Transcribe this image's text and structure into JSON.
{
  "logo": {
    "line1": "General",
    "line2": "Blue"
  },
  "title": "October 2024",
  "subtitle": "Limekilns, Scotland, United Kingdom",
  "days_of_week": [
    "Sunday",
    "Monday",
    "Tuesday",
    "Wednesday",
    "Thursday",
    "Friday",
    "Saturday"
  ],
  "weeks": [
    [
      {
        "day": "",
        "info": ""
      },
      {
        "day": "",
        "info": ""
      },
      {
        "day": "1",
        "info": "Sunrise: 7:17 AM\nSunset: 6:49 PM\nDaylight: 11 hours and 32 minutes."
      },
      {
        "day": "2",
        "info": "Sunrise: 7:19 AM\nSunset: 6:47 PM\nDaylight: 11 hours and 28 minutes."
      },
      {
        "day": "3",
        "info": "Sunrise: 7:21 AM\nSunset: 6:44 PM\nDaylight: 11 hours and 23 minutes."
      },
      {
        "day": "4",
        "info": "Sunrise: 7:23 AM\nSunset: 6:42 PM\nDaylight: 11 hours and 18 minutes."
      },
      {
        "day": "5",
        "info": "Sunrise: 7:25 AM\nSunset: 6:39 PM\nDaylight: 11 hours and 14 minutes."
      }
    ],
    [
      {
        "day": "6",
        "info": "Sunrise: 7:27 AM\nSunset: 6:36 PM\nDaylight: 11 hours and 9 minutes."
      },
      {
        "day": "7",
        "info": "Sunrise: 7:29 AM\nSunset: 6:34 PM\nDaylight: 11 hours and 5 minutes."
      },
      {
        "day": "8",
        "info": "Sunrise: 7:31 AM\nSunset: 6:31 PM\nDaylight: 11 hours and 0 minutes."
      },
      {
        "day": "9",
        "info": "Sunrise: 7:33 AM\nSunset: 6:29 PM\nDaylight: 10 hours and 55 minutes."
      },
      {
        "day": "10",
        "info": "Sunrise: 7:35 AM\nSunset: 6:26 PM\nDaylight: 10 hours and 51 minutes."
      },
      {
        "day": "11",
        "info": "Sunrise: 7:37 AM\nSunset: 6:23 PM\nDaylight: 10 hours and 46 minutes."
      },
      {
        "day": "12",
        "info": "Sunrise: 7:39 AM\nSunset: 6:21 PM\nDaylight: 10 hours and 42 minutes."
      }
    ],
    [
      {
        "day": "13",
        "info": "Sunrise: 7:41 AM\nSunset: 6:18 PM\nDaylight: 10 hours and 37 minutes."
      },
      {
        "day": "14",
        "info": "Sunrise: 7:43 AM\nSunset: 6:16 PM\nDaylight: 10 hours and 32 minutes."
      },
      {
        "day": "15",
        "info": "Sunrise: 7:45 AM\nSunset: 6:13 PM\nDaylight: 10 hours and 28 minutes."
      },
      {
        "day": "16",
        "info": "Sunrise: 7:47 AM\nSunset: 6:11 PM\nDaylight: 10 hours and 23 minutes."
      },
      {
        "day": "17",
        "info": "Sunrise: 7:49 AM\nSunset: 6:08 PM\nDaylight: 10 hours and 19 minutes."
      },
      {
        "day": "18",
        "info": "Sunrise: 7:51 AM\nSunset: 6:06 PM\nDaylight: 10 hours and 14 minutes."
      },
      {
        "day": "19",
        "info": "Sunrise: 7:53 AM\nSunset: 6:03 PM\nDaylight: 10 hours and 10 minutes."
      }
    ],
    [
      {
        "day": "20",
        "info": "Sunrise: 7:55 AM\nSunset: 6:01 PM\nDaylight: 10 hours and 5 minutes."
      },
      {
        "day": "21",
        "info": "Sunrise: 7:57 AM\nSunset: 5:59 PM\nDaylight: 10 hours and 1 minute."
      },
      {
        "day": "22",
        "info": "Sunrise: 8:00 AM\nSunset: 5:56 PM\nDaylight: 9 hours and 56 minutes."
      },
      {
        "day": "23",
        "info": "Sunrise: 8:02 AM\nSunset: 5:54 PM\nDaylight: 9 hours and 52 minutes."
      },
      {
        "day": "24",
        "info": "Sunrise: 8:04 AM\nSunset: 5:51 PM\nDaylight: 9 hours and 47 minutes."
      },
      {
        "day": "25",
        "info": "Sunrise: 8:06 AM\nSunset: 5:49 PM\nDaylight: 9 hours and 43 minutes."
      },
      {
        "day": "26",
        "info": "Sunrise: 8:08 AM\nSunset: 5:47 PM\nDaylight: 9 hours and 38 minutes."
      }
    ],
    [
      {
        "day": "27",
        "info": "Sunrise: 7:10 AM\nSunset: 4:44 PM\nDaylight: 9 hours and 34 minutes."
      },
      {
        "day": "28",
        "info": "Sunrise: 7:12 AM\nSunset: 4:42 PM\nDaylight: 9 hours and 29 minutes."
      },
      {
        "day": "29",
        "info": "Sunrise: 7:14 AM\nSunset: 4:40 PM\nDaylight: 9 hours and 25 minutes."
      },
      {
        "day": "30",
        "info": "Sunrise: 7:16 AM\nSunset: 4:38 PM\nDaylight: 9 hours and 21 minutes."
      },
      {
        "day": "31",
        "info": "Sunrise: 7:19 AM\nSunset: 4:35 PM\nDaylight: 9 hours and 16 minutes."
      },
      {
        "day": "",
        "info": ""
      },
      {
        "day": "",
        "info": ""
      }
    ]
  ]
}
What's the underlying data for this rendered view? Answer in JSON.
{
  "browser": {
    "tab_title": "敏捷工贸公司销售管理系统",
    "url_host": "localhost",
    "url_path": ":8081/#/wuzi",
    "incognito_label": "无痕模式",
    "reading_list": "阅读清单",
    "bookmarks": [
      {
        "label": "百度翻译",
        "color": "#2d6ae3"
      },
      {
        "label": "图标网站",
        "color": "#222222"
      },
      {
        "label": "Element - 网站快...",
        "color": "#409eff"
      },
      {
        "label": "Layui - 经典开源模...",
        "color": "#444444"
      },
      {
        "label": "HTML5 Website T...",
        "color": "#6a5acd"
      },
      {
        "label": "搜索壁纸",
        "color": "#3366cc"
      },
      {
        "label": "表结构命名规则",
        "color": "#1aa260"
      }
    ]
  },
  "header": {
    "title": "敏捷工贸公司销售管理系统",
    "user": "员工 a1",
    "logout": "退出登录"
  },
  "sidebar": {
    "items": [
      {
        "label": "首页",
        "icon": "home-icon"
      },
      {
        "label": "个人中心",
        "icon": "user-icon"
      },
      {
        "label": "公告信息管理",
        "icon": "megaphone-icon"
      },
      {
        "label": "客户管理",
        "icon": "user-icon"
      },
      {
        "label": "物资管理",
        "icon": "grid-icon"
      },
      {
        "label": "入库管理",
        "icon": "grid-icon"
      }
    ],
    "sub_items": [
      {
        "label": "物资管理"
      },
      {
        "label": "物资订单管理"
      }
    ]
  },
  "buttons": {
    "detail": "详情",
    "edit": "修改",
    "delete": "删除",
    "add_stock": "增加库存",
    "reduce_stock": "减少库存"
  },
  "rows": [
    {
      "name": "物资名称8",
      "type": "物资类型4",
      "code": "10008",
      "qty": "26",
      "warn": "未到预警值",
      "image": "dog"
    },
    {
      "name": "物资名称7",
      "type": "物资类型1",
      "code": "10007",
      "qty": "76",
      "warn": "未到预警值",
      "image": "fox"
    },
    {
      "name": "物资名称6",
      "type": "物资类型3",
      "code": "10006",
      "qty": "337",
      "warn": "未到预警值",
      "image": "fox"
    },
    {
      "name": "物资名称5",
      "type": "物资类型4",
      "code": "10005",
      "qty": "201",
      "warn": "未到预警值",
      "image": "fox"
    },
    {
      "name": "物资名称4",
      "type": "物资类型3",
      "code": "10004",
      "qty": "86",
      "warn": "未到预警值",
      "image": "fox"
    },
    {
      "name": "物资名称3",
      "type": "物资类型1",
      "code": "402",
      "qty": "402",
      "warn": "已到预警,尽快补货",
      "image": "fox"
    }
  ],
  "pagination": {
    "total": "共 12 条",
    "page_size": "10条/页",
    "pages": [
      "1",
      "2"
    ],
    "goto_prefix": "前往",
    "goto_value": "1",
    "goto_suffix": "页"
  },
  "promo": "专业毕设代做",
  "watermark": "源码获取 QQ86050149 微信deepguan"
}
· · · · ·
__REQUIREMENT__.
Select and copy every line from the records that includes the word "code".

__RESULT OF THE TASK__.
      "code": "10008",
      "code": "10007",
      "code": "10006",
      "code": "10005",
      "code": "10004",
      "code": "402",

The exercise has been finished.